Task requirements = Your answer must consist of the records exactly as given, with no pictures included.

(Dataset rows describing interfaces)
+ + + +

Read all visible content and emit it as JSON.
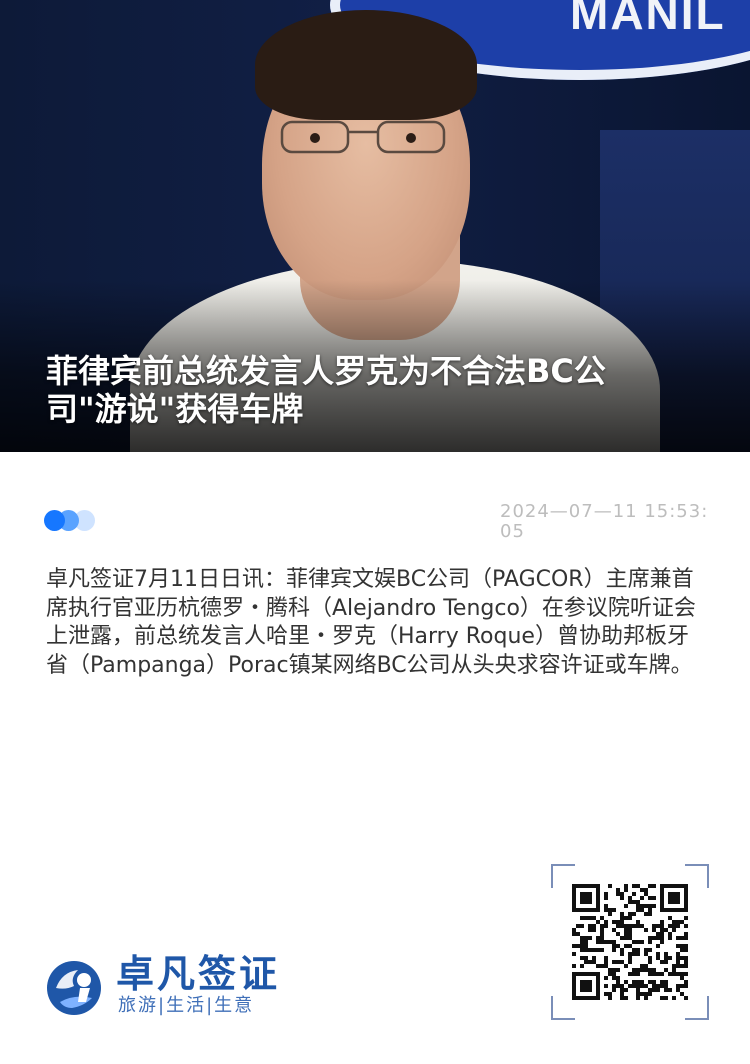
{
  "hero": {
    "title": "菲律宾前总统发言人罗克为不合法BC公司\"游说\"获得车牌",
    "banner_text": "MANIL"
  },
  "meta": {
    "date": "2024—07—11 15:53:05"
  },
  "article": {
    "body": "卓凡签证7月11日日讯：菲律宾文娱BC公司（PAGCOR）主席兼首席执行官亚历杭德罗・腾科（Alejandro Tengco）在参议院听证会上泄露，前总统发言人哈里・罗克（Harry Roque）曾协助邦板牙省（Pampanga）Porac镇某网络BC公司从头央求容许证或车牌。"
  },
  "footer": {
    "brand_name": "卓凡签证",
    "brand_tagline": "旅游|生活|生意"
  },
  "colors": {
    "accent": "#1677ff",
    "brand": "#1f57a8",
    "date_text": "#bdbdbd",
    "body_text": "#333333"
  }
}
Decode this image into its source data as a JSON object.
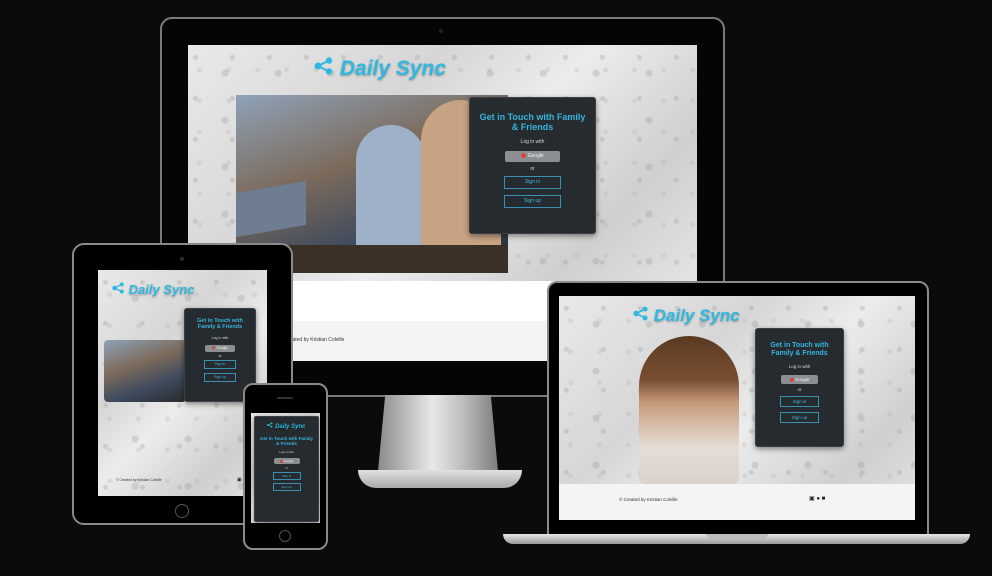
{
  "brand": {
    "name": "Daily Sync",
    "accent": "#2fb8e0",
    "icon": "share-icon"
  },
  "card": {
    "title": "Get in Touch with Family & Friends",
    "login_prompt": "Log in with",
    "google_label": "Google",
    "or_label": "or",
    "signin_label": "Sign in",
    "signup_label": "Sign up"
  },
  "footer": {
    "credit_full": "© Created by Kristian Colville",
    "credit_monitor": "reated by Kristian Colville",
    "social_icons": [
      "badge-icon",
      "github-icon",
      "linkedin-icon"
    ]
  },
  "colors": {
    "card_bg": "#262b30",
    "card_title": "#38b4dc",
    "button_border": "#3b8fb0",
    "background": "#0b0b0b"
  }
}
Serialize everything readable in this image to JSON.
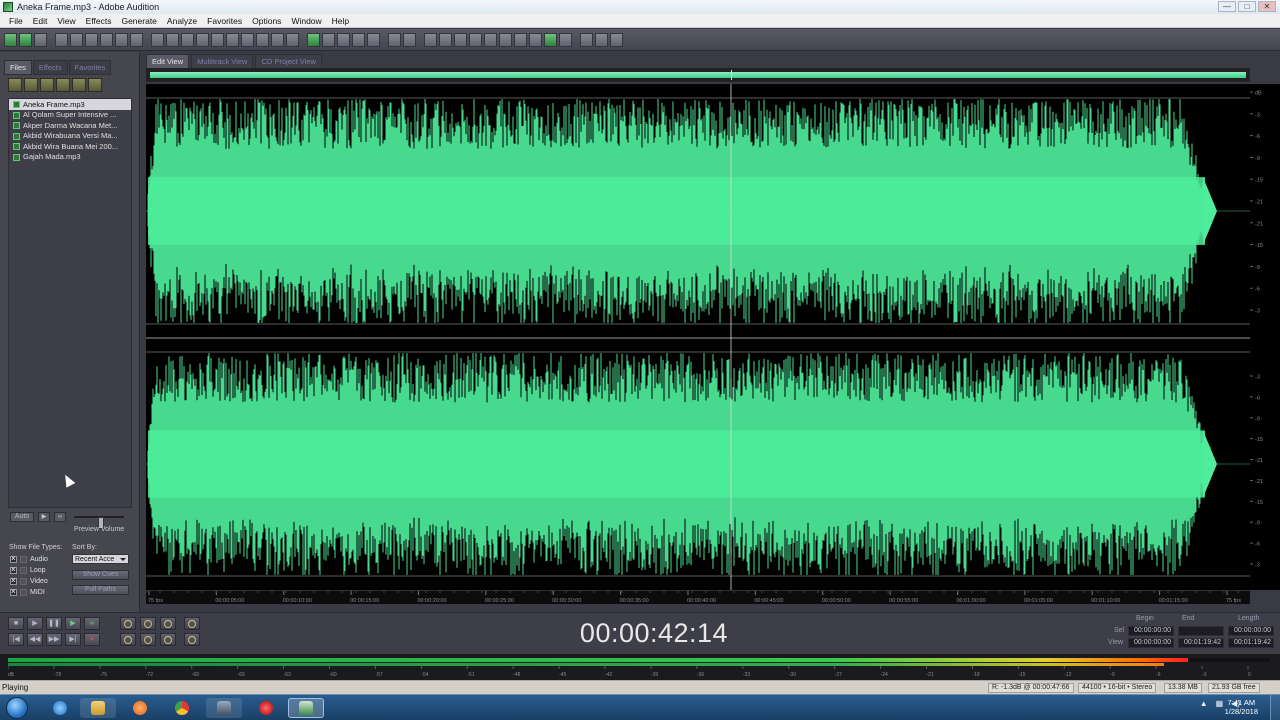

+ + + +

Result of this exercise =
Read all visible content and emit it as JSON.
{
  "hero": {
    "title": "菲律宾前总统发言人罗克为不合法BC公司\"游说\"获得车牌",
    "banner_text": "MANIL"
  },
  "meta": {
    "date": "2024—07—11 15:53:05"
  },
  "article": {
    "body": "卓凡签证7月11日日讯：菲律宾文娱BC公司（PAGCOR）主席兼首席执行官亚历杭德罗・腾科（Alejandro Tengco）在参议院听证会上泄露，前总统发言人哈里・罗克（Harry Roque）曾协助邦板牙省（Pampanga）Porac镇某网络BC公司从头央求容许证或车牌。"
  },
  "footer": {
    "brand_name": "卓凡签证",
    "brand_tagline": "旅游|生活|生意"
  },
  "colors": {
    "accent": "#1677ff",
    "brand": "#1f57a8",
    "date_text": "#bdbdbd",
    "body_text": "#333333"
  }
}
Decode this image into its source data as a JSON object.
{
  "brand": {
    "name": "Daily Sync",
    "accent": "#2fb8e0",
    "icon": "share-icon"
  },
  "card": {
    "title": "Get in Touch with Family & Friends",
    "login_prompt": "Log in with",
    "google_label": "Google",
    "or_label": "or",
    "signin_label": "Sign in",
    "signup_label": "Sign up"
  },
  "footer": {
    "credit_full": "© Created by Kristian Colville",
    "credit_monitor": "reated by Kristian Colville",
    "social_icons": [
      "badge-icon",
      "github-icon",
      "linkedin-icon"
    ]
  },
  "colors": {
    "card_bg": "#262b30",
    "card_title": "#38b4dc",
    "button_border": "#3b8fb0",
    "background": "#0b0b0b"
  }
}
Serialize everything readable in this image to JSON.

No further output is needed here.